In the mid-1970s HBS became a Center of the University of North Carolina system, and is now administered on behalf of the university system by Western Carolina University. At that time the original non-profit research laboratory was reorganized into the Highlands Biological Foundation, Inc., a 501(c)(3) organization that remains closely associated with HBS. The Foundation is governed by a 32-member Board of Trustees. Its mission is in part to promote the research and educational program of the Station. For several decades the HBF has funded the HBS Grant-in-Aid program and provides annual scholarships to summer courses.
Summary of Highlands Biol. Foundation research support, 2007-2011 (HBS Grant-in-Aid program)
The Highlands Biological Foundation is sustained by donations, memberships (including a consortium of regional colleges and universities), and fundraising. Those who value the service that HBS has provided to the scientific community through its research and education programs are encouraged to become a member of the Highlands Biological Foundation, Inc. to support its tradition of funding research grants and financial aid at HBS! A link to membership information can be found in the links section of this page at the bottom.
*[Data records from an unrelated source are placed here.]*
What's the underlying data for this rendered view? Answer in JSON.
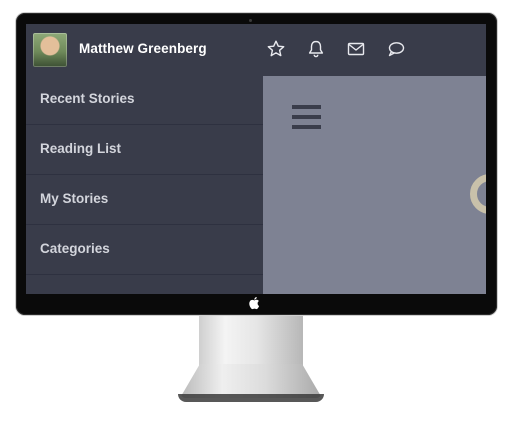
{
  "header": {
    "user_name": "Matthew Greenberg",
    "icons": [
      "star-icon",
      "bell-icon",
      "mail-icon",
      "chat-bubble-icon"
    ]
  },
  "sidebar": {
    "items": [
      {
        "label": "Recent Stories"
      },
      {
        "label": "Reading List"
      },
      {
        "label": "My Stories"
      },
      {
        "label": "Categories"
      }
    ]
  },
  "content": {
    "menu_icon": "hamburger-menu-icon"
  },
  "colors": {
    "sidebar_bg": "#393c4a",
    "content_bg": "#7e8293",
    "text_light": "#d3d5dc",
    "ring": "#c9c1aa"
  }
}
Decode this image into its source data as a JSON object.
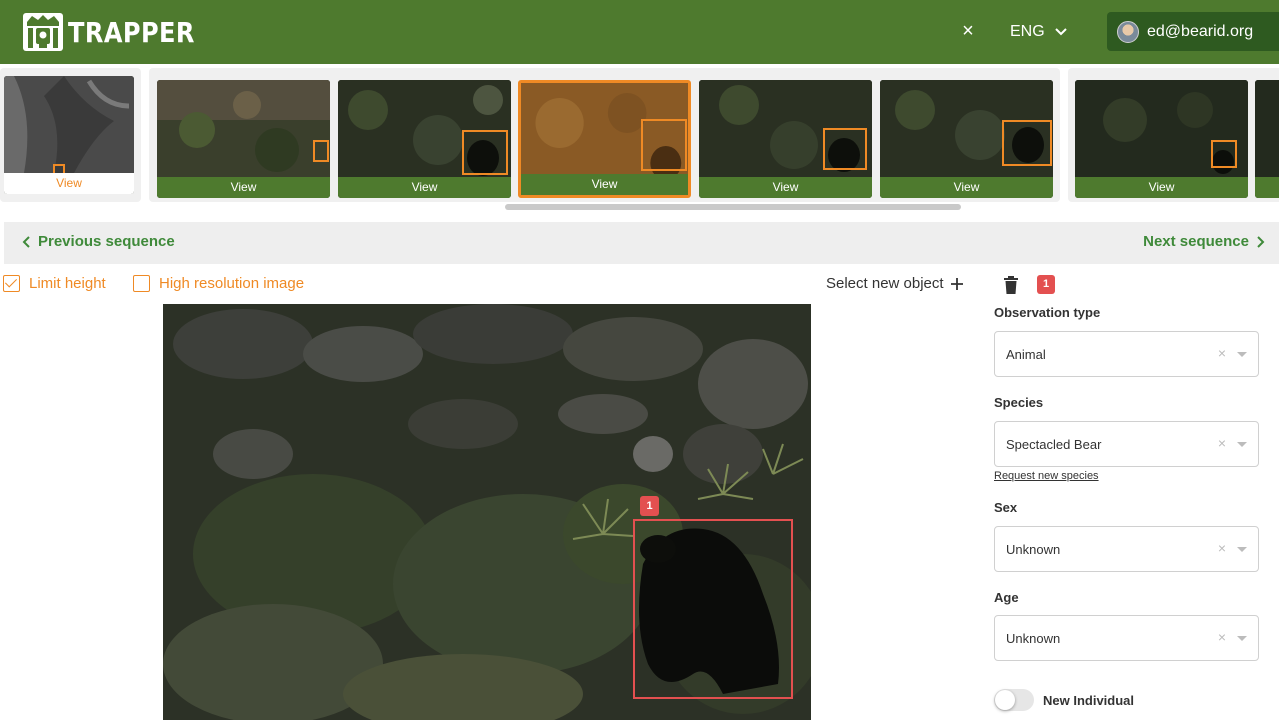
{
  "app": {
    "name": "TRAPPER"
  },
  "header": {
    "close_icon": "×",
    "language": "ENG",
    "user_email": "ed@bearid.org"
  },
  "thumbnails": [
    {
      "label": "View",
      "state": "first-partial"
    },
    {
      "label": "View"
    },
    {
      "label": "View"
    },
    {
      "label": "View",
      "state": "active"
    },
    {
      "label": "View"
    },
    {
      "label": "View"
    },
    {
      "label": "View"
    }
  ],
  "nav": {
    "previous": "Previous sequence",
    "next": "Next sequence"
  },
  "options": {
    "limit_height": {
      "label": "Limit height",
      "checked": true
    },
    "high_resolution": {
      "label": "High resolution image",
      "checked": false
    }
  },
  "toolbar": {
    "select_new_object": "Select new object",
    "object_count": "1"
  },
  "image": {
    "detection_badge": "1"
  },
  "form": {
    "observation_type": {
      "label": "Observation type",
      "value": "Animal"
    },
    "species": {
      "label": "Species",
      "value": "Spectacled Bear",
      "request_link": "Request new species"
    },
    "sex": {
      "label": "Sex",
      "value": "Unknown"
    },
    "age": {
      "label": "Age",
      "value": "Unknown"
    },
    "new_individual": {
      "label": "New Individual",
      "enabled": false
    }
  },
  "colors": {
    "header_green": "#4e7a2e",
    "accent_orange": "#ef8a25",
    "link_green": "#3f8a3a",
    "badge_red": "#e35050"
  }
}
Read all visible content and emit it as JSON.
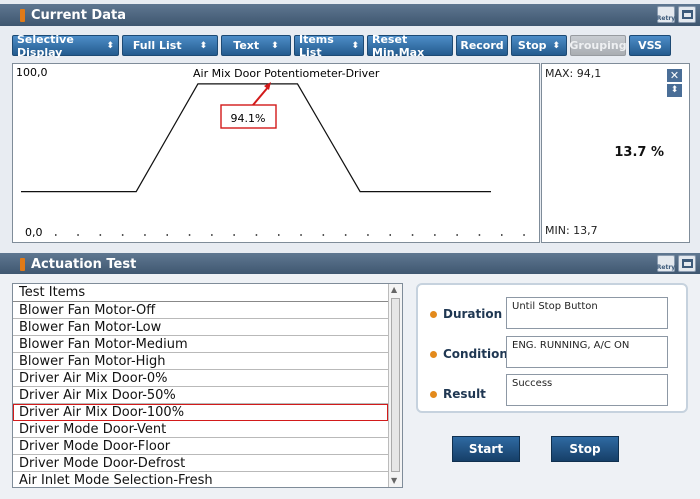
{
  "top_window": {
    "title": "Current Data"
  },
  "toolbar": {
    "selective_display": "Selective Display",
    "full_list": "Full List",
    "text": "Text",
    "items_list": "Items List",
    "reset_min_max": "Reset Min.Max",
    "record": "Record",
    "stop": "Stop",
    "grouping": "Grouping",
    "vss": "VSS"
  },
  "graph": {
    "title": "Air Mix Door Potentiometer-Driver",
    "y_max_label": "100,0",
    "y_min_label": "0,0",
    "annotation": "94.1%",
    "max_label": "MAX: 94,1",
    "min_label": "MIN: 13,7",
    "current_value": "13.7 %"
  },
  "chart_data": {
    "type": "line",
    "title": "Air Mix Door Potentiometer-Driver",
    "ylim": [
      0,
      100
    ],
    "x": [
      0,
      1,
      2,
      3,
      4,
      5,
      6,
      7,
      8
    ],
    "values": [
      13.7,
      13.7,
      94.1,
      94.1,
      94.1,
      13.7,
      13.7,
      13.7,
      13.7
    ]
  },
  "bottom_window": {
    "title": "Actuation Test"
  },
  "test_list": {
    "header": "Test Items",
    "items": [
      "Blower Fan Motor-Off",
      "Blower Fan Motor-Low",
      "Blower Fan Motor-Medium",
      "Blower Fan Motor-High",
      "Driver Air Mix Door-0%",
      "Driver Air Mix Door-50%",
      "Driver Air Mix Door-100%",
      "Driver Mode Door-Vent",
      "Driver Mode Door-Floor",
      "Driver Mode Door-Defrost",
      "Air Inlet Mode Selection-Fresh"
    ],
    "selected_index": 6
  },
  "info": {
    "duration_label": "Duration",
    "duration_value": "Until Stop Button",
    "conditions_label": "Conditions",
    "conditions_value": "ENG. RUNNING, A/C ON",
    "result_label": "Result",
    "result_value": "Success"
  },
  "buttons": {
    "start": "Start",
    "stop": "Stop"
  },
  "icons": {
    "retry": "Retry"
  },
  "colors": {
    "accent": "#245b8e",
    "selection": "#d21a1a",
    "title_bar": "#4a627c"
  }
}
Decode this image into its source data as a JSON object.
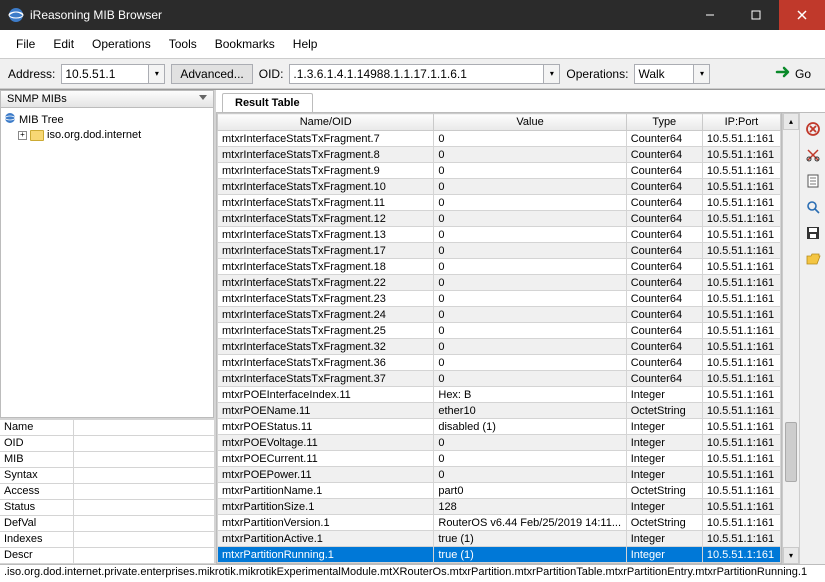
{
  "window": {
    "title": "iReasoning MIB Browser"
  },
  "menu": {
    "file": "File",
    "edit": "Edit",
    "operations": "Operations",
    "tools": "Tools",
    "bookmarks": "Bookmarks",
    "help": "Help"
  },
  "toolbar": {
    "address_label": "Address:",
    "address_value": "10.5.51.1",
    "advanced_label": "Advanced...",
    "oid_label": "OID:",
    "oid_value": ".1.3.6.1.4.1.14988.1.1.17.1.1.6.1",
    "operations_label": "Operations:",
    "operations_value": "Walk",
    "go_label": "Go"
  },
  "left": {
    "mibs_header": "SNMP MIBs",
    "tree_root": "MIB Tree",
    "tree_child": "iso.org.dod.internet",
    "detail_labels": {
      "name": "Name",
      "oid": "OID",
      "mib": "MIB",
      "syntax": "Syntax",
      "access": "Access",
      "status": "Status",
      "defval": "DefVal",
      "indexes": "Indexes",
      "descr": "Descr"
    }
  },
  "tab": {
    "result": "Result Table"
  },
  "grid": {
    "headers": {
      "name": "Name/OID",
      "value": "Value",
      "type": "Type",
      "ipport": "IP:Port"
    },
    "rows": [
      {
        "n": "mtxrInterfaceStatsTxFragment.7",
        "v": "0",
        "t": "Counter64",
        "ip": "10.5.51.1:161"
      },
      {
        "n": "mtxrInterfaceStatsTxFragment.8",
        "v": "0",
        "t": "Counter64",
        "ip": "10.5.51.1:161"
      },
      {
        "n": "mtxrInterfaceStatsTxFragment.9",
        "v": "0",
        "t": "Counter64",
        "ip": "10.5.51.1:161"
      },
      {
        "n": "mtxrInterfaceStatsTxFragment.10",
        "v": "0",
        "t": "Counter64",
        "ip": "10.5.51.1:161"
      },
      {
        "n": "mtxrInterfaceStatsTxFragment.11",
        "v": "0",
        "t": "Counter64",
        "ip": "10.5.51.1:161"
      },
      {
        "n": "mtxrInterfaceStatsTxFragment.12",
        "v": "0",
        "t": "Counter64",
        "ip": "10.5.51.1:161"
      },
      {
        "n": "mtxrInterfaceStatsTxFragment.13",
        "v": "0",
        "t": "Counter64",
        "ip": "10.5.51.1:161"
      },
      {
        "n": "mtxrInterfaceStatsTxFragment.17",
        "v": "0",
        "t": "Counter64",
        "ip": "10.5.51.1:161"
      },
      {
        "n": "mtxrInterfaceStatsTxFragment.18",
        "v": "0",
        "t": "Counter64",
        "ip": "10.5.51.1:161"
      },
      {
        "n": "mtxrInterfaceStatsTxFragment.22",
        "v": "0",
        "t": "Counter64",
        "ip": "10.5.51.1:161"
      },
      {
        "n": "mtxrInterfaceStatsTxFragment.23",
        "v": "0",
        "t": "Counter64",
        "ip": "10.5.51.1:161"
      },
      {
        "n": "mtxrInterfaceStatsTxFragment.24",
        "v": "0",
        "t": "Counter64",
        "ip": "10.5.51.1:161"
      },
      {
        "n": "mtxrInterfaceStatsTxFragment.25",
        "v": "0",
        "t": "Counter64",
        "ip": "10.5.51.1:161"
      },
      {
        "n": "mtxrInterfaceStatsTxFragment.32",
        "v": "0",
        "t": "Counter64",
        "ip": "10.5.51.1:161"
      },
      {
        "n": "mtxrInterfaceStatsTxFragment.36",
        "v": "0",
        "t": "Counter64",
        "ip": "10.5.51.1:161"
      },
      {
        "n": "mtxrInterfaceStatsTxFragment.37",
        "v": "0",
        "t": "Counter64",
        "ip": "10.5.51.1:161"
      },
      {
        "n": "mtxrPOEInterfaceIndex.11",
        "v": "Hex: B",
        "t": "Integer",
        "ip": "10.5.51.1:161"
      },
      {
        "n": "mtxrPOEName.11",
        "v": "ether10",
        "t": "OctetString",
        "ip": "10.5.51.1:161"
      },
      {
        "n": "mtxrPOEStatus.11",
        "v": "disabled (1)",
        "t": "Integer",
        "ip": "10.5.51.1:161"
      },
      {
        "n": "mtxrPOEVoltage.11",
        "v": "0",
        "t": "Integer",
        "ip": "10.5.51.1:161"
      },
      {
        "n": "mtxrPOECurrent.11",
        "v": "0",
        "t": "Integer",
        "ip": "10.5.51.1:161"
      },
      {
        "n": "mtxrPOEPower.11",
        "v": "0",
        "t": "Integer",
        "ip": "10.5.51.1:161"
      },
      {
        "n": "mtxrPartitionName.1",
        "v": "part0",
        "t": "OctetString",
        "ip": "10.5.51.1:161"
      },
      {
        "n": "mtxrPartitionSize.1",
        "v": "128",
        "t": "Integer",
        "ip": "10.5.51.1:161"
      },
      {
        "n": "mtxrPartitionVersion.1",
        "v": "RouterOS v6.44 Feb/25/2019 14:11...",
        "t": "OctetString",
        "ip": "10.5.51.1:161"
      },
      {
        "n": "mtxrPartitionActive.1",
        "v": "true (1)",
        "t": "Integer",
        "ip": "10.5.51.1:161"
      },
      {
        "n": "mtxrPartitionRunning.1",
        "v": "true (1)",
        "t": "Integer",
        "ip": "10.5.51.1:161",
        "sel": true
      }
    ]
  },
  "status": ".iso.org.dod.internet.private.enterprises.mikrotik.mikrotikExperimentalModule.mtXRouterOs.mtxrPartition.mtxrPartitionTable.mtxrPartitionEntry.mtxrPartitionRunning.1"
}
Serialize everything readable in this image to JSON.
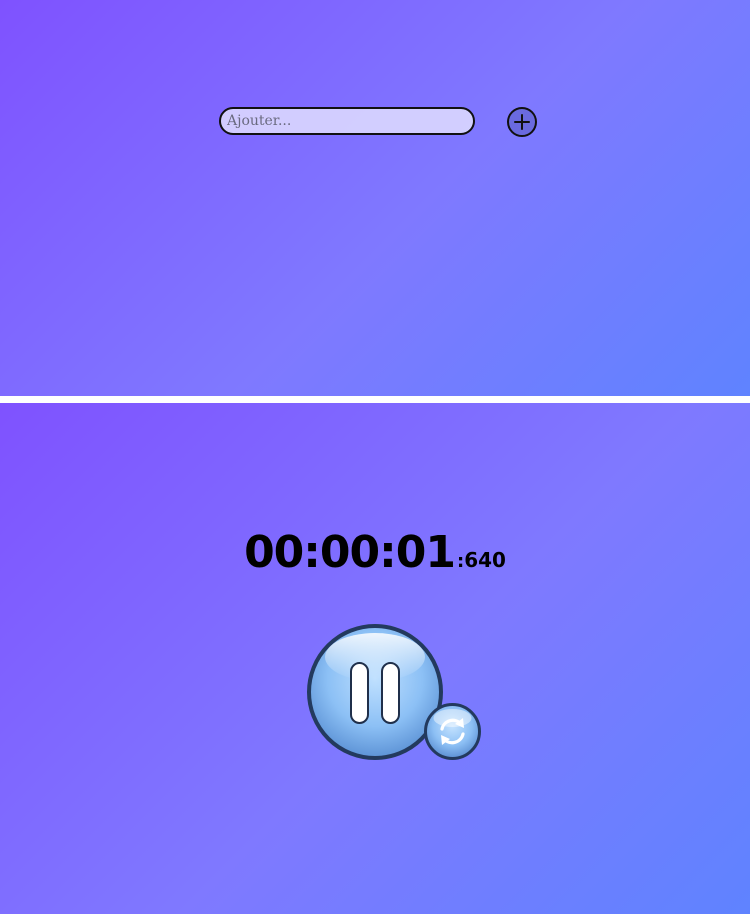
{
  "add_task": {
    "placeholder": "Ajouter...",
    "value": "",
    "button_icon": "plus-icon"
  },
  "stopwatch": {
    "hours": "00",
    "minutes": "00",
    "seconds": "01",
    "milliseconds": "640",
    "separator": ":",
    "pause_icon": "pause-icon",
    "reset_icon": "refresh-icon"
  },
  "colors": {
    "gradient_start": "#7f52ff",
    "gradient_end": "#5f83ff",
    "button_blue": "#8fc3ff",
    "button_border": "#2a4064"
  }
}
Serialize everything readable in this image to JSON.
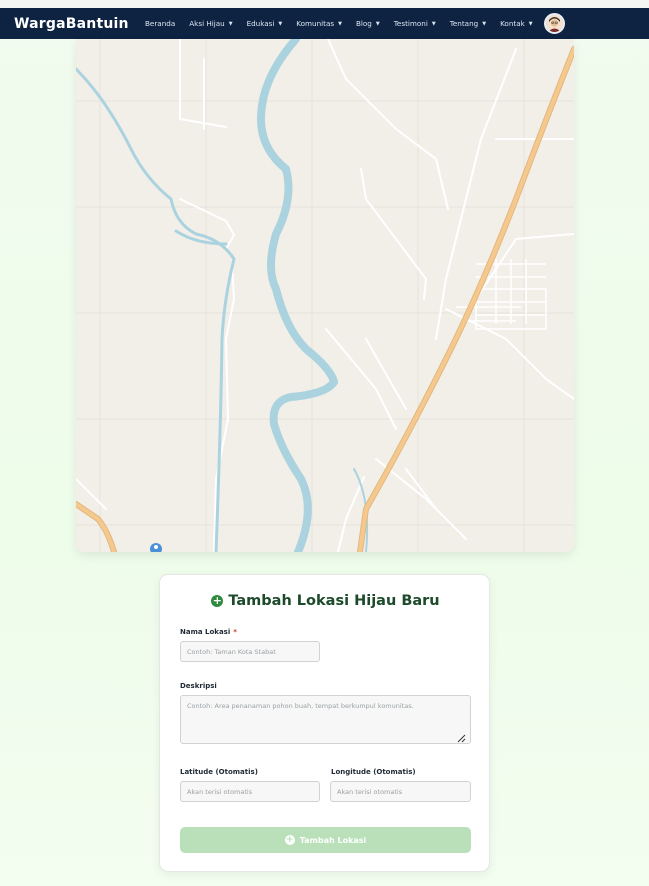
{
  "app": {
    "brand": "WargaBantuin"
  },
  "nav": {
    "items": [
      {
        "label": "Beranda",
        "has_caret": false
      },
      {
        "label": "Aksi Hijau",
        "has_caret": true
      },
      {
        "label": "Edukasi",
        "has_caret": true
      },
      {
        "label": "Komunitas",
        "has_caret": true
      },
      {
        "label": "Blog",
        "has_caret": true
      },
      {
        "label": "Testimoni",
        "has_caret": true
      },
      {
        "label": "Tentang",
        "has_caret": true
      },
      {
        "label": "Kontak",
        "has_caret": true
      }
    ],
    "caret_glyph": "▼"
  },
  "form": {
    "title": "Tambah Lokasi Hijau Baru",
    "title_icon": "plus-circle-icon",
    "name_label": "Nama Lokasi",
    "required_marker": "*",
    "name_placeholder": "Contoh: Taman Kota Stabat",
    "description_label": "Deskripsi",
    "description_placeholder": "Contoh: Area penanaman pohon buah, tempat berkumpul komunitas.",
    "latitude_label": "Latitude (Otomatis)",
    "latitude_placeholder": "Akan terisi otomatis",
    "longitude_label": "Longitude (Otomatis)",
    "longitude_placeholder": "Akan terisi otomatis",
    "submit_label": "Tambah Lokasi",
    "submit_icon": "plus-circle-icon"
  },
  "colors": {
    "navbar": "#0e2342",
    "accent_green": "#2f8a3e",
    "submit_disabled": "#b9e0b9",
    "map_land": "#f2efe9",
    "map_water": "#aad3df",
    "map_highway": "#f5c98d"
  }
}
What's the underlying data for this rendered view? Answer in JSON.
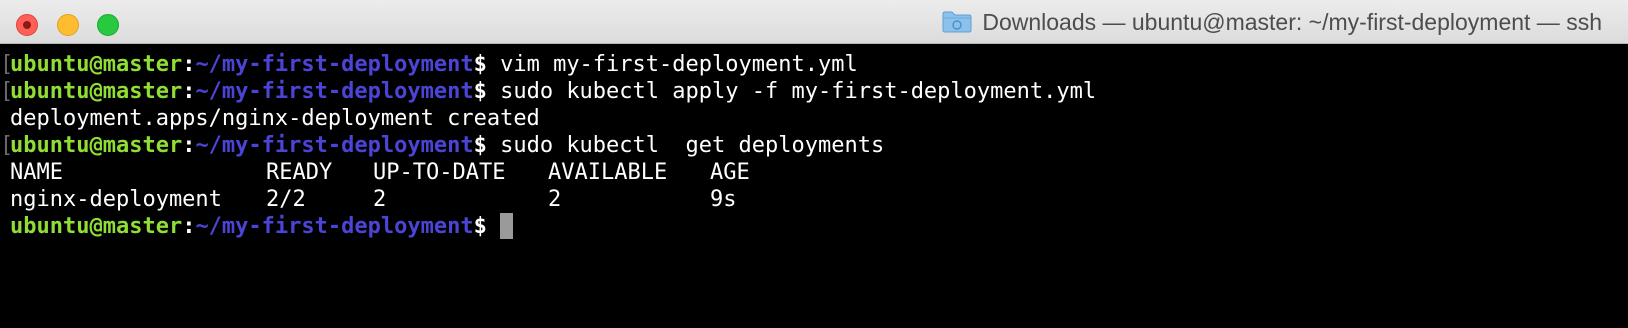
{
  "window": {
    "title": "Downloads — ubuntu@master: ~/my-first-deployment — ssh",
    "title_icon": "folder-icon",
    "traffic_lights": {
      "close": "#fe5f57",
      "minimize": "#febc2e",
      "maximize": "#28c840"
    }
  },
  "prompt": {
    "user_host": "ubuntu@master",
    "separator": ":",
    "path": "~/my-first-deployment",
    "symbol": "$"
  },
  "colors": {
    "user": "#8fdd35",
    "path": "#4b44d6",
    "background": "#000000",
    "text": "#ffffff"
  },
  "lines": {
    "l1_cmd": " vim my-first-deployment.yml",
    "l2_cmd": " sudo kubectl apply -f my-first-deployment.yml",
    "l3_output": "deployment.apps/nginx-deployment created",
    "l4_cmd": " sudo kubectl  get deployments",
    "table": {
      "headers": [
        "NAME",
        "READY",
        "UP-TO-DATE",
        "AVAILABLE",
        "AGE"
      ],
      "rows": [
        [
          "nginx-deployment",
          "2/2",
          "2",
          "2",
          "9s"
        ]
      ]
    }
  },
  "bracket": "["
}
New research and instructional facilities continue to be developed at HBS. With NSF support new teaching labs and classrooms were installed in the 1st floor of the Bruce Biodiversity building and the lower level of the Nature Center in 2009, and State funding provided a state-of-the-art molecular genetics laboratory — the “Tree-house Molecular Lab” — in the upper level of Biodiversity. HBS is presently in the midst of a major renovation of the Coker Laboratory, with a new design that will yield fully modernized infrastructure and more research lab and teaching space than ever before. The new-and-improved Coker Laboratory will be dedicated in late 2012, ushering in a new era of research support.
A new research dimension at HBS was introduced in 2001 when the Station partnered with the Institute for the Environment (formerly Carolina Environmental Program) at UNC-Chapel Hill to offer a fall semester-in-residence program for undergraduate environmental studies and biology majors. An individual research internship and group capstone research project are important components of this program. Students are paired with a mentor from a local organization (town or county government, research lab, conservation nonprofits, business partners, USFS, etc.), tackling a project of mutual interest. Over the years these projects have included, policy, management, law, and scientific research.
Today HBS realizes its mission of education and research broadly through (1) support of scientific research and graduate training, (2) academic field courses in diverse areas of biology, (3) hosting visiting academic groups, and (4) offering diverse outreach programming for regional K-12 schools, the local community, and life-long-learners. Each year dozens of scientists and hundreds of students flock to HBS to conduct research and learn immersion-style about aspects of the unique southern Appalachian environment and biota.